Data supplied Block Start

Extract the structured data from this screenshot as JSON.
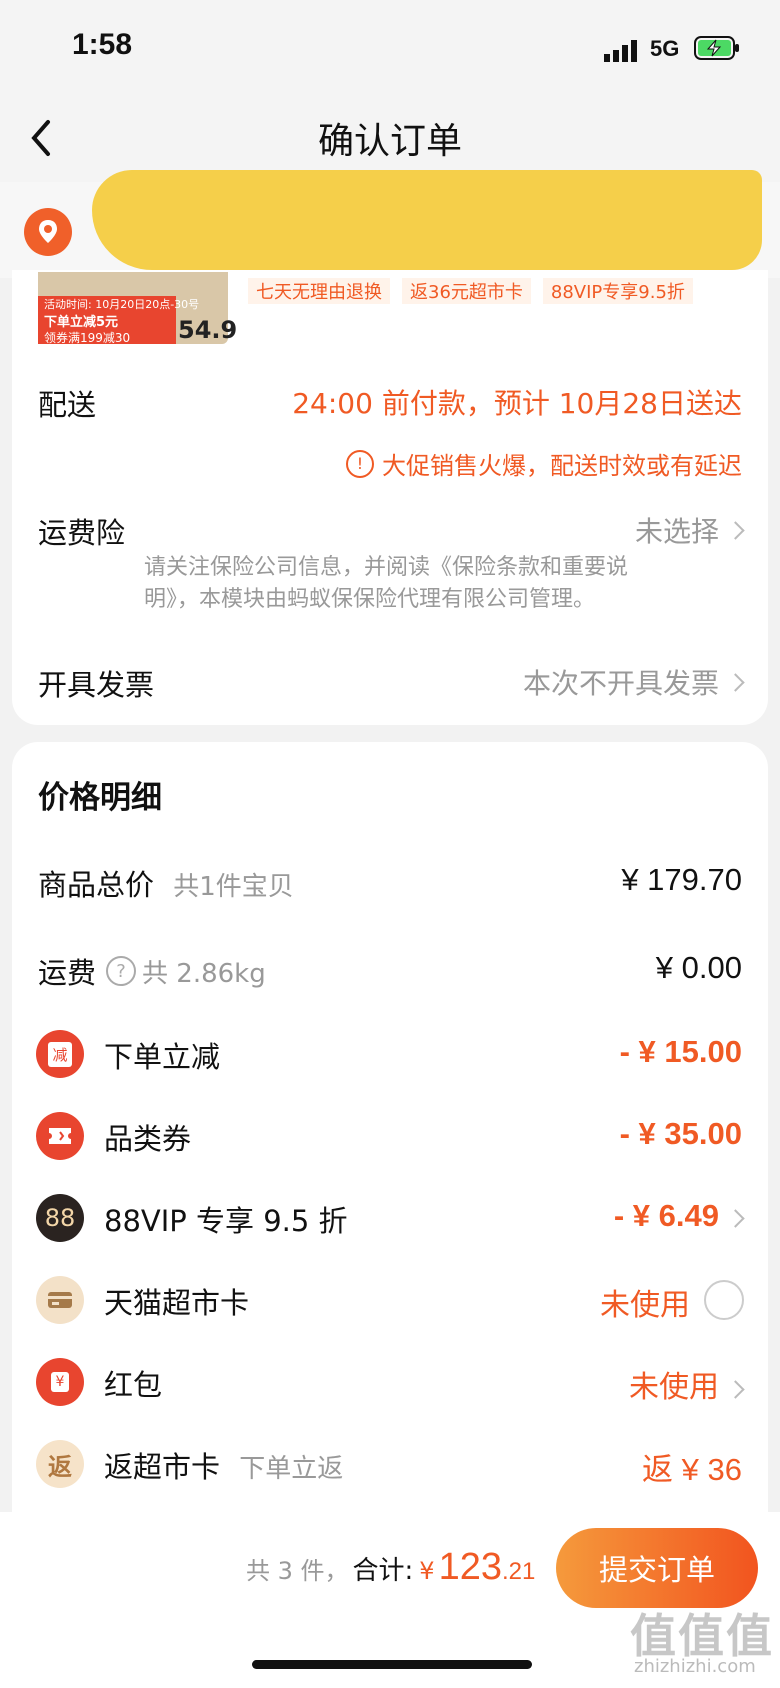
{
  "status_bar": {
    "time": "1:58",
    "network": "5G"
  },
  "header": {
    "title": "确认订单"
  },
  "product": {
    "thumb_tag_top": "活动时间: 10月20日20点-30号",
    "thumb_tag_main": "下单立减5元",
    "thumb_tag_coupon": "领券满199减30",
    "thumb_price": "54.9",
    "service_tags": [
      "七天无理由退换",
      "返36元超市卡",
      "88VIP专享9.5折"
    ]
  },
  "delivery": {
    "label": "配送",
    "value": "24:00 前付款，预计 10月28日送达",
    "notice": "大促销售火爆，配送时效或有延迟"
  },
  "insurance": {
    "label": "运费险",
    "value": "未选择",
    "desc_line1": "请关注保险公司信息，并阅读《保险条款和重要说",
    "desc_line2": "明》，本模块由蚂蚁保保险代理有限公司管理。"
  },
  "invoice": {
    "label": "开具发票",
    "value": "本次不开具发票"
  },
  "price_detail": {
    "title": "价格明细",
    "goods_total": {
      "label": "商品总价",
      "sub": "共1件宝贝",
      "value": "¥ 179.70"
    },
    "shipping": {
      "label": "运费",
      "sub": "共 2.86kg",
      "value": "¥ 0.00"
    },
    "discounts": [
      {
        "icon": "减",
        "label": "下单立减",
        "value": "- ¥ 15.00",
        "color": "#e8452f"
      },
      {
        "icon": "券",
        "label": "品类券",
        "value": "- ¥ 35.00",
        "color": "#e8452f"
      },
      {
        "icon": "88",
        "label": "88VIP 专享 9.5 折",
        "value": "- ¥ 6.49",
        "color": "#2a2320"
      },
      {
        "icon": "卡",
        "label": "天猫超市卡",
        "value": "未使用",
        "color": "#f3e1c8"
      },
      {
        "icon": "¥",
        "label": "红包",
        "value": "未使用",
        "color": "#e8452f"
      },
      {
        "icon": "返",
        "label": "返超市卡",
        "sub": "下单立返",
        "value": "返 ¥ 36",
        "color": "#f6e3c9"
      }
    ]
  },
  "footer": {
    "count": "共 3 件，",
    "total_label": "合计:",
    "currency": "¥",
    "total_int": "123",
    "total_dec": ".21",
    "submit": "提交订单"
  },
  "watermark": {
    "main": "值值值",
    "sub": "zhizhizhi.com"
  }
}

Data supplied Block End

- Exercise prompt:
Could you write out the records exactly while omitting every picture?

- Solution to the problem:
Extract the structured data from this screenshot as JSON.
{
  "status_bar": {
    "time": "1:58",
    "network": "5G"
  },
  "header": {
    "title": "确认订单"
  },
  "product": {
    "thumb_tag_top": "活动时间: 10月20日20点-30号",
    "thumb_tag_main": "下单立减5元",
    "thumb_tag_coupon": "领券满199减30",
    "thumb_price": "54.9",
    "service_tags": [
      "七天无理由退换",
      "返36元超市卡",
      "88VIP专享9.5折"
    ]
  },
  "delivery": {
    "label": "配送",
    "value": "24:00 前付款，预计 10月28日送达",
    "notice": "大促销售火爆，配送时效或有延迟"
  },
  "insurance": {
    "label": "运费险",
    "value": "未选择",
    "desc_line1": "请关注保险公司信息，并阅读《保险条款和重要说",
    "desc_line2": "明》，本模块由蚂蚁保保险代理有限公司管理。"
  },
  "invoice": {
    "label": "开具发票",
    "value": "本次不开具发票"
  },
  "price_detail": {
    "title": "价格明细",
    "goods_total": {
      "label": "商品总价",
      "sub": "共1件宝贝",
      "value": "¥ 179.70"
    },
    "shipping": {
      "label": "运费",
      "sub": "共 2.86kg",
      "value": "¥ 0.00"
    },
    "discounts": [
      {
        "icon": "减",
        "label": "下单立减",
        "value": "- ¥ 15.00",
        "color": "#e8452f"
      },
      {
        "icon": "券",
        "label": "品类券",
        "value": "- ¥ 35.00",
        "color": "#e8452f"
      },
      {
        "icon": "88",
        "label": "88VIP 专享 9.5 折",
        "value": "- ¥ 6.49",
        "color": "#2a2320"
      },
      {
        "icon": "卡",
        "label": "天猫超市卡",
        "value": "未使用",
        "color": "#f3e1c8"
      },
      {
        "icon": "¥",
        "label": "红包",
        "value": "未使用",
        "color": "#e8452f"
      },
      {
        "icon": "返",
        "label": "返超市卡",
        "sub": "下单立返",
        "value": "返 ¥ 36",
        "color": "#f6e3c9"
      }
    ]
  },
  "footer": {
    "count": "共 3 件，",
    "total_label": "合计:",
    "currency": "¥",
    "total_int": "123",
    "total_dec": ".21",
    "submit": "提交订单"
  },
  "watermark": {
    "main": "值值值",
    "sub": "zhizhizhi.com"
  }
}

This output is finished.